Trio of Cambodian Youth Imprisoned for Environmental Activism

Recent Features

ASEAN Beat | Politics | Southeast Asia

Trio of Cambodian Youth Imprisoned for Environmental Activism

In recent years, the environmental group Mother Nature has become a major irritant for Prime Minister Hun Sen’s government.

Trio of Cambodian Youth Imprisoned for Environmental Activism

Mother Nature activist Long Kunthea, who was imprisoned yesterday for her environmental activism.

Credit: Facebook/Mother Nature

A Cambodian court has imprisoned three environmental activists belonging to the advocacy group Mother Nature, after finding them guilty of “incitement” for organizing a one-woman protest against the filling of lakes in the country’s capital Phnom Penh.

On Wednesday, a judge at Phnom Penh Municipal Court sentenced activists Long Kunthea and Phuon Keoraksmey to 18 months in prison for “incitement to commit a felony or disturb social order” and fined them 4 million riel (about $1,000) each. A third activist, Thun Ratha, 29, was sentenced to 20 months on the same charge, and he was also fined 4 million riel.

The trio was arrested in September while organizing a protest in which Kunthea planned a live-streamed solo march to Prime Minister Hun Sen’s imposing villa in central Phnom Penh, to raise awareness about the destruction of Boeung Tamok, one of the city’s last remaining lakes.

Over the past two decades, a number of large lakes in Phnom Penh have been filled in and the reclaimed land sold off to wealthy business interests, which invariably enjoy close links to Hun Sen and the ruling Cambodian People’s Party (CPP). Critics have long claimed that filling in lakes has displaced thousands living along their fringes, as well as exacerbating monsoon flooding by depriving the city of important water catchments.

As in the raft of recent prosecutions of Cambodia government critics and opposition figures, the legal particulars of the case are mostly beside the point. According to the local rights group LICADHO, the activists’ trial “largely consisted of questions regarding the Mother Nature Facebook account, who was funding the environmental rights defenders, and publicly available social media posts, none of which constituted evidence of incitement.”

“This is very unjust.
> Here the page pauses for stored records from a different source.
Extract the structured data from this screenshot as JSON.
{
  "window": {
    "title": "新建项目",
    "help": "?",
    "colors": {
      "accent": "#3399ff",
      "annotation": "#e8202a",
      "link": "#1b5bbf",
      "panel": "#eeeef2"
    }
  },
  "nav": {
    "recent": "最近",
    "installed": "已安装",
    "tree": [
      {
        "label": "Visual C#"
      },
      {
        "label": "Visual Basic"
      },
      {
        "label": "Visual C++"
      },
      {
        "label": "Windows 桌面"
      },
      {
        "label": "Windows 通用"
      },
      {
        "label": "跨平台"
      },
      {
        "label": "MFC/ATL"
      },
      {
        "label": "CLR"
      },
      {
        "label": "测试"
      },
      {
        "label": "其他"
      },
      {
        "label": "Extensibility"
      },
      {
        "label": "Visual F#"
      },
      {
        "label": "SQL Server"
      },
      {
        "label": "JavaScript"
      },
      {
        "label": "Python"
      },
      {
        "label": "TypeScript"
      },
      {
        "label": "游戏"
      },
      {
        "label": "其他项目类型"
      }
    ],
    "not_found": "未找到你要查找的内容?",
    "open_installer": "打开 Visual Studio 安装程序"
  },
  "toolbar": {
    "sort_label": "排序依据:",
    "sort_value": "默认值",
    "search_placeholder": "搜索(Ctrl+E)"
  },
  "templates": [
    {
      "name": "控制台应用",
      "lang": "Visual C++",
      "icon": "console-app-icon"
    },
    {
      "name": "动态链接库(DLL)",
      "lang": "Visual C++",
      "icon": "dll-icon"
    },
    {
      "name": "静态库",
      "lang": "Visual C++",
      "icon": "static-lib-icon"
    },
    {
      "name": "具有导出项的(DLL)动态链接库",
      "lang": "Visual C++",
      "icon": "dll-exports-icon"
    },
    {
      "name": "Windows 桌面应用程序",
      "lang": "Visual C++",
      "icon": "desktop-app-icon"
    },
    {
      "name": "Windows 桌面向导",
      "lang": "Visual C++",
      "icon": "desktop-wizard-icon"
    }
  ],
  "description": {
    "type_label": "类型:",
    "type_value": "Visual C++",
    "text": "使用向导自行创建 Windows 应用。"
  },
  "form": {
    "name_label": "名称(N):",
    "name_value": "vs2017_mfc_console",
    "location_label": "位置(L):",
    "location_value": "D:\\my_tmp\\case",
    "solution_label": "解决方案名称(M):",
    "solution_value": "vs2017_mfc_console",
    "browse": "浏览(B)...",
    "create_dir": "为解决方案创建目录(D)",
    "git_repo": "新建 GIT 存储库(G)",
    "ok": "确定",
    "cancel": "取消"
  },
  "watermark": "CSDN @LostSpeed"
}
Sentencing people who just care about nature,” Voice of Democracy, a local media outlet, reported Ratha saying to reporters as he departed the courtroom. “The Khmer court is like this,” he added. “Please tell people that we are still strong.”

Two additional activists were also sentenced in absentia on the charge of “incitement,” and warrants issued for their arrest. Alejandro Gonzalez-Davidson, a Spanish national who founded Mother Nature, was sentenced to 20 months in prison, while environmental activist Chea Kunthin received an 18-month sentence. Both were also fined 4 million riel each.

Since its establishment in 2013, Mother Nature has become a major irritant for Hun Sen’s government, working to expose the environmental impacts of business projects, often connected to high-ranking members of the government and ruling party, which threaten Cambodia’s biodiversity and fast-disappearing natural resources.

Among the group’s major campaigns have been efforts to halt a hydropower project in the Cardamom Mountains and expose the rampant illegal dredging and export of sand that has taken place in the estuaries of southwest Cambodia. Mother Nature became well known for the videos it posted to social media, exposing the environmental impacts of economic projects, which it has connected to powerful individuals.

Its efforts have unsurprisingly courted friction with the increasingly intolerant Cambodian authorities, which have now imprisoned eight members of the group for their work. Gonzalez-Davidson was deported from Cambodia in 2015 and has been consistently denied permission to re-enter the country, even to attend his own trial and those of his fellow activists.

Phil Robertson of the U.S.-based organization Human Rights Watch on Wednesday described the convictions as “part of the Cambodian government’s continued vendetta against Mother Nature, a thorn in the government’s side that the officials are now moving to destroy through bogus criminal charges.”

Indeed, the arrests should be seen as part of an unrelenting political crackdown that Amnesty International has called a “relentless assault” on dissent, which has excised most open forms of political opposition and cast a chill over Cambodia’s civil society.

The government is also currently holding mass trials of nearly 130 defendants, mostly former members or supporters of the Cambodia National Rescue Party, which was disbanded in 2017 after being accused of plotting with the U.S. government to overthrow the CPP administration.